Would you please return every line from the listing that contains the word "true"?

== THE DATA ==
☆ ☆ ☆ ☆ ☆ ☆ ☆
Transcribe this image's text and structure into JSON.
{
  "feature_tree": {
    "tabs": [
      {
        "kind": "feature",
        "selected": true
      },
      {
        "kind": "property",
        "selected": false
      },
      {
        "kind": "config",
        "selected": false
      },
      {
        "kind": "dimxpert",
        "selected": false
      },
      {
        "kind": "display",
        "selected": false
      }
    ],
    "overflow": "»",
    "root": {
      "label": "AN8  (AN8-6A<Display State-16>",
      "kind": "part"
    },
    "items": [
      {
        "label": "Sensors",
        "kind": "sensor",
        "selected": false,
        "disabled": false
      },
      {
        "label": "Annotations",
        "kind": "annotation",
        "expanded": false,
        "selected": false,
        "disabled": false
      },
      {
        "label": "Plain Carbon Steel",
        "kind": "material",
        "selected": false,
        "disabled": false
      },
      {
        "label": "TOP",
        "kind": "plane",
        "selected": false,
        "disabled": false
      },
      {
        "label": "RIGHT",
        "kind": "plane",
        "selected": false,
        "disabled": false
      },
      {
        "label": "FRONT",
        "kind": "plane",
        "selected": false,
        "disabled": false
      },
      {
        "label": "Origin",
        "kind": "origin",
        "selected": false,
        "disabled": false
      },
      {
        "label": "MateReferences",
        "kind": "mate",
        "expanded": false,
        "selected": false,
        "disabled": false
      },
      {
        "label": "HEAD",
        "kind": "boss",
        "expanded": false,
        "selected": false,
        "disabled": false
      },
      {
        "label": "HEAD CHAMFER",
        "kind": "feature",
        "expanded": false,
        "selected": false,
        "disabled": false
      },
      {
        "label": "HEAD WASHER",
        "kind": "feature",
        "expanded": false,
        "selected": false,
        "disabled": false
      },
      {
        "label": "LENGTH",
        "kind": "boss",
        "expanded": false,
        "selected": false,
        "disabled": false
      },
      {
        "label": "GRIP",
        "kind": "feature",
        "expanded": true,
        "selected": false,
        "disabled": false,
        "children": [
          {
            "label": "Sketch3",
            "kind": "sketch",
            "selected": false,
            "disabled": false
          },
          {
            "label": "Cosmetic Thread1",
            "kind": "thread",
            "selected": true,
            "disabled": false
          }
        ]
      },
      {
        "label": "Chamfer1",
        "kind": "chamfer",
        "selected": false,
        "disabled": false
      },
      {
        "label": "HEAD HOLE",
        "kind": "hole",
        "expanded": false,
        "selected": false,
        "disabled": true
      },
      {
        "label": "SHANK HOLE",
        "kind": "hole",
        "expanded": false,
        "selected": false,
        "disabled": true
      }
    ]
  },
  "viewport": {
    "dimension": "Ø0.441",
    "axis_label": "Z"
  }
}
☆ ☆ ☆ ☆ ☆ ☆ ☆
== RESPONSE TO THE EXERCISE ==
        "selected": true
        "expanded": true,
            "selected": true,
        "disabled": true
        "disabled": true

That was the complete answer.